§ **DATASET CONTENT**:
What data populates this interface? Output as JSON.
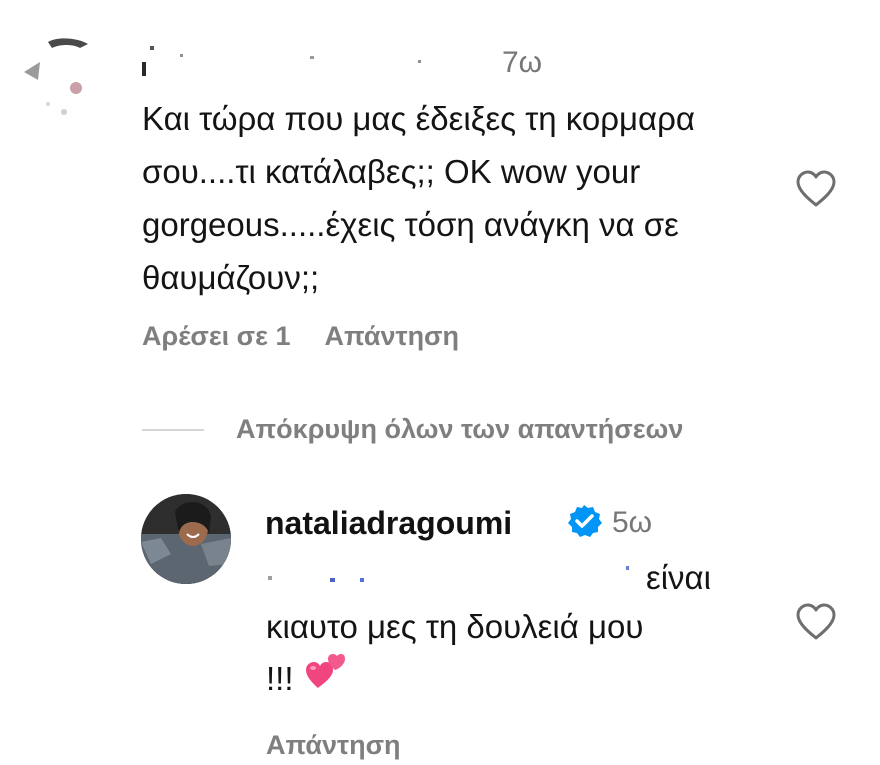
{
  "comment": {
    "time": "7ω",
    "text": "Και τώρα που μας έδειξες τη κορμαρα σου....τι κατάλαβες;; ΟΚ wow your gorgeous.....έχεις τόση ανάγκη να σε θαυμάζουν;;",
    "likes_label": "Αρέσει σε 1",
    "reply_label": "Απάντηση",
    "like_icon": "heart-outline-icon"
  },
  "replies_toggle": {
    "label": "Απόκρυψη όλων των απαντήσεων"
  },
  "reply": {
    "username": "nataliadragoumi",
    "verified_icon": "verified-badge-icon",
    "time": "5ω",
    "text_fragment_1": "είναι",
    "text_line_2": "κιαυτο μες τη δουλειά μου",
    "text_line_3": "!!!",
    "emoji_icon": "two-hearts-emoji",
    "reply_label": "Απάντηση",
    "like_icon": "heart-outline-icon"
  },
  "colors": {
    "secondary_text": "#7f7f7f",
    "primary_text": "#141414",
    "verified_blue": "#0095f6",
    "emoji_pink": "#f0457f"
  }
}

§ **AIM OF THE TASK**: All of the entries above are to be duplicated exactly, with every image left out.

§ **ANSWER SECTION**:
What data populates this interface? Output as JSON.
{
  "comment": {
    "time": "7ω",
    "text": "Και τώρα που μας έδειξες τη κορμαρα σου....τι κατάλαβες;; ΟΚ wow your gorgeous.....έχεις τόση ανάγκη να σε θαυμάζουν;;",
    "likes_label": "Αρέσει σε 1",
    "reply_label": "Απάντηση",
    "like_icon": "heart-outline-icon"
  },
  "replies_toggle": {
    "label": "Απόκρυψη όλων των απαντήσεων"
  },
  "reply": {
    "username": "nataliadragoumi",
    "verified_icon": "verified-badge-icon",
    "time": "5ω",
    "text_fragment_1": "είναι",
    "text_line_2": "κιαυτο μες τη δουλειά μου",
    "text_line_3": "!!!",
    "emoji_icon": "two-hearts-emoji",
    "reply_label": "Απάντηση",
    "like_icon": "heart-outline-icon"
  },
  "colors": {
    "secondary_text": "#7f7f7f",
    "primary_text": "#141414",
    "verified_blue": "#0095f6",
    "emoji_pink": "#f0457f"
  }
}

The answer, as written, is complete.